*TASK GOAL:* Nothing but the lines from the one containing "What data populates" through the end of the data below may appear in the response, each one exact.

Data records

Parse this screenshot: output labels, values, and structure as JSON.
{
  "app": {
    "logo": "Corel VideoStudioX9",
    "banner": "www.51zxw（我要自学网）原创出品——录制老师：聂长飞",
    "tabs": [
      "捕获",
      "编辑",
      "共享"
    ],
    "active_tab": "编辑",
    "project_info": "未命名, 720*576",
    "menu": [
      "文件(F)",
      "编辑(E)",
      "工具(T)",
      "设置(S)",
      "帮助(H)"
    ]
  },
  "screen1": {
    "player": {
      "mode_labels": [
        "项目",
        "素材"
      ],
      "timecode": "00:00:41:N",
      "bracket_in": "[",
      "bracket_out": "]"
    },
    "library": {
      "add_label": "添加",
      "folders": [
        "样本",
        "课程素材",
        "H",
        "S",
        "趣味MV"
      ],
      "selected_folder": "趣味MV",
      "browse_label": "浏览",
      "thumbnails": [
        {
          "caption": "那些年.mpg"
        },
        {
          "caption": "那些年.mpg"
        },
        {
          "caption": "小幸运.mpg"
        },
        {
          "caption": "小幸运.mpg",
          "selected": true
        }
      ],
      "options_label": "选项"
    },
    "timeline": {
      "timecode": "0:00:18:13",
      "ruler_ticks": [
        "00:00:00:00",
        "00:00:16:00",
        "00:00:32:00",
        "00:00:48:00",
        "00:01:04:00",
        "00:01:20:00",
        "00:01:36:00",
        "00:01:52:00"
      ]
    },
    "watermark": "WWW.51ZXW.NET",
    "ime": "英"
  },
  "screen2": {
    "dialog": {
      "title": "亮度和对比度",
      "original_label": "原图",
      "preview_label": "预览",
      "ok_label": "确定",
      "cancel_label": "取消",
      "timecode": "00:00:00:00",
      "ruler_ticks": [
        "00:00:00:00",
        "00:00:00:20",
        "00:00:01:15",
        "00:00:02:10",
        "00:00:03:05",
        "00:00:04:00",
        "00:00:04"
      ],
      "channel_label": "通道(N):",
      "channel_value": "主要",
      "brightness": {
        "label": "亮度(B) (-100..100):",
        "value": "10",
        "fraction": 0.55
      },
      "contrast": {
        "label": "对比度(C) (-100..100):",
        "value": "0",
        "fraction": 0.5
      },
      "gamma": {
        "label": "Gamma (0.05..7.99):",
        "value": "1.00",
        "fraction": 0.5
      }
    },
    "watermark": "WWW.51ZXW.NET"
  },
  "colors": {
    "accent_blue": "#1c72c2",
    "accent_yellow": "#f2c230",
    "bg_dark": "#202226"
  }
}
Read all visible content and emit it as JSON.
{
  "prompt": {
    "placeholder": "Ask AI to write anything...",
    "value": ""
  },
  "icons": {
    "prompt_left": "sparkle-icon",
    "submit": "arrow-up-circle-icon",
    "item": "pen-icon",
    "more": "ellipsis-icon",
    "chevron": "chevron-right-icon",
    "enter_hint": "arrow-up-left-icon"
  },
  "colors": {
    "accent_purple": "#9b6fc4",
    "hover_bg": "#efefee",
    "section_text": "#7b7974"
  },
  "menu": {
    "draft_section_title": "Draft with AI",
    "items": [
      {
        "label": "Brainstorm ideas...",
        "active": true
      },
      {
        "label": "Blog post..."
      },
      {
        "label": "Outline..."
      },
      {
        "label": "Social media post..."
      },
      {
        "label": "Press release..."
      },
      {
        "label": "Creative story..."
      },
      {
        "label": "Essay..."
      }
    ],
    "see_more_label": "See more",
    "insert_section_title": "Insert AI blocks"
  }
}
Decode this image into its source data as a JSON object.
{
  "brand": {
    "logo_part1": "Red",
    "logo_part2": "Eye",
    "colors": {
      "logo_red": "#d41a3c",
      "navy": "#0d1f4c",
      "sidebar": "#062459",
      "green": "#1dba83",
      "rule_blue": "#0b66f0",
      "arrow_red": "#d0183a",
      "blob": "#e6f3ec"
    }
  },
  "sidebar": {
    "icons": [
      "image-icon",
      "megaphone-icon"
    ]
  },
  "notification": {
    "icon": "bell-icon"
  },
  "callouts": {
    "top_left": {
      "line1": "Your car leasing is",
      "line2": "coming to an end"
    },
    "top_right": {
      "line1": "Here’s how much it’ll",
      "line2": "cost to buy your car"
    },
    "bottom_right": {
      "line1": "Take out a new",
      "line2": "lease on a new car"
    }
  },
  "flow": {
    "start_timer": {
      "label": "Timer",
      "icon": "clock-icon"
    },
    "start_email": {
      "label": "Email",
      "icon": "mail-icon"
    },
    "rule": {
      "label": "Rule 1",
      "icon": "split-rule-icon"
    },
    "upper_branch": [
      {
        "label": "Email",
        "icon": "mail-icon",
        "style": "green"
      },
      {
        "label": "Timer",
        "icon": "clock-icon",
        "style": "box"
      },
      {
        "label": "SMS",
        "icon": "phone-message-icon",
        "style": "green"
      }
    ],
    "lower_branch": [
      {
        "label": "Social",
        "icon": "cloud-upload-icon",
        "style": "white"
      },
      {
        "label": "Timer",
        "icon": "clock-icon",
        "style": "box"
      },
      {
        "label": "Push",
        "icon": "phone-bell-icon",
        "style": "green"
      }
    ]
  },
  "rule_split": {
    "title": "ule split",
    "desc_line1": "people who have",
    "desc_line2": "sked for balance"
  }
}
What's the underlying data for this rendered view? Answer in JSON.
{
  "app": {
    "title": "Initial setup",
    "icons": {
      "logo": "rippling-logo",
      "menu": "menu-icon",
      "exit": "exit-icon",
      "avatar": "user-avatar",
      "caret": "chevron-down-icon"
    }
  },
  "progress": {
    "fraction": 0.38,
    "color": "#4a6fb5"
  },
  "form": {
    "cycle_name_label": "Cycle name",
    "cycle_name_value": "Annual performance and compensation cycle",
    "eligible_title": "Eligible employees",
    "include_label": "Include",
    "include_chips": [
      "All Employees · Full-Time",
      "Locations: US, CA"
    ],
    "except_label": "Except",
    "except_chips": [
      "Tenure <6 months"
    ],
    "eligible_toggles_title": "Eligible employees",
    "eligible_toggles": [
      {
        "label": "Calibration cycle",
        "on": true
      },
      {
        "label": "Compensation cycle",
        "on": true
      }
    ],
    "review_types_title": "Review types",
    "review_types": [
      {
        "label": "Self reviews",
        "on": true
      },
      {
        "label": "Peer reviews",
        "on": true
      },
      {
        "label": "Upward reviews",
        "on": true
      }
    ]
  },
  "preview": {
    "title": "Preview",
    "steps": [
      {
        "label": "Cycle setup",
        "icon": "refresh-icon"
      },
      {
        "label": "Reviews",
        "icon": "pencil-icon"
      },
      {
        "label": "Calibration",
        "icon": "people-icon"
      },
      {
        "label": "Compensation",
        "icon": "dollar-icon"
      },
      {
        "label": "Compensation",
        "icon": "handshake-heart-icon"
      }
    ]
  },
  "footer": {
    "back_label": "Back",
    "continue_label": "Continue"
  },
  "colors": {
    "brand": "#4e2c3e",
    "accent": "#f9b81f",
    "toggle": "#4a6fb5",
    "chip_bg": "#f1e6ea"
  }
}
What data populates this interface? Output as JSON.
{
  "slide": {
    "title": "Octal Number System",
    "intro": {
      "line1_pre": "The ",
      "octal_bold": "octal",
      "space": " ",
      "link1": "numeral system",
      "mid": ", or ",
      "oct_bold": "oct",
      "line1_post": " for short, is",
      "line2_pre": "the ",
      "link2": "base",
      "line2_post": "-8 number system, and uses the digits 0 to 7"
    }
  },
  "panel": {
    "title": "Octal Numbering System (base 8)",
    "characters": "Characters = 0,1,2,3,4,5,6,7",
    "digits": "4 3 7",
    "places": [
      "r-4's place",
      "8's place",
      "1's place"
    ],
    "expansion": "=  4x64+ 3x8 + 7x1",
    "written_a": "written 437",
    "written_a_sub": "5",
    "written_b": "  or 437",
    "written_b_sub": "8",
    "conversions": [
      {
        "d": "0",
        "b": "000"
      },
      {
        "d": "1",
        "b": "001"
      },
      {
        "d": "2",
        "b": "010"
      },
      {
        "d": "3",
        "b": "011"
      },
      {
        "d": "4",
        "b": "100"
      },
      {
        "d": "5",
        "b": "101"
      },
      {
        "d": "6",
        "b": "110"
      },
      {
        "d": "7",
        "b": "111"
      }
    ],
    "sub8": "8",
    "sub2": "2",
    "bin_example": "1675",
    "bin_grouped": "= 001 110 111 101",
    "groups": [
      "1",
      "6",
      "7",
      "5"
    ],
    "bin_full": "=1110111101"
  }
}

*REPLY:*
What data populates this interface? Output as JSON.
{
  "slide": {
    "title": "Octal Number System",
    "intro": {
      "line1_pre": "The ",
      "octal_bold": "octal",
      "space": " ",
      "link1": "numeral system",
      "mid": ", or ",
      "oct_bold": "oct",
      "line1_post": " for short, is",
      "line2_pre": "the ",
      "link2": "base",
      "line2_post": "-8 number system, and uses the digits 0 to 7"
    }
  },
  "panel": {
    "title": "Octal Numbering System (base 8)",
    "characters": "Characters = 0,1,2,3,4,5,6,7",
    "digits": "4 3 7",
    "places": [
      "r-4's place",
      "8's place",
      "1's place"
    ],
    "expansion": "=  4x64+ 3x8 + 7x1",
    "written_a": "written 437",
    "written_a_sub": "5",
    "written_b": "  or 437",
    "written_b_sub": "8",
    "conversions": [
      {
        "d": "0",
        "b": "000"
      },
      {
        "d": "1",
        "b": "001"
      },
      {
        "d": "2",
        "b": "010"
      },
      {
        "d": "3",
        "b": "011"
      },
      {
        "d": "4",
        "b": "100"
      },
      {
        "d": "5",
        "b": "101"
      },
      {
        "d": "6",
        "b": "110"
      },
      {
        "d": "7",
        "b": "111"
      }
    ],
    "sub8": "8",
    "sub2": "2",
    "bin_example": "1675",
    "bin_grouped": "= 001 110 111 101",
    "groups": [
      "1",
      "6",
      "7",
      "5"
    ],
    "bin_full": "=1110111101"
  }
}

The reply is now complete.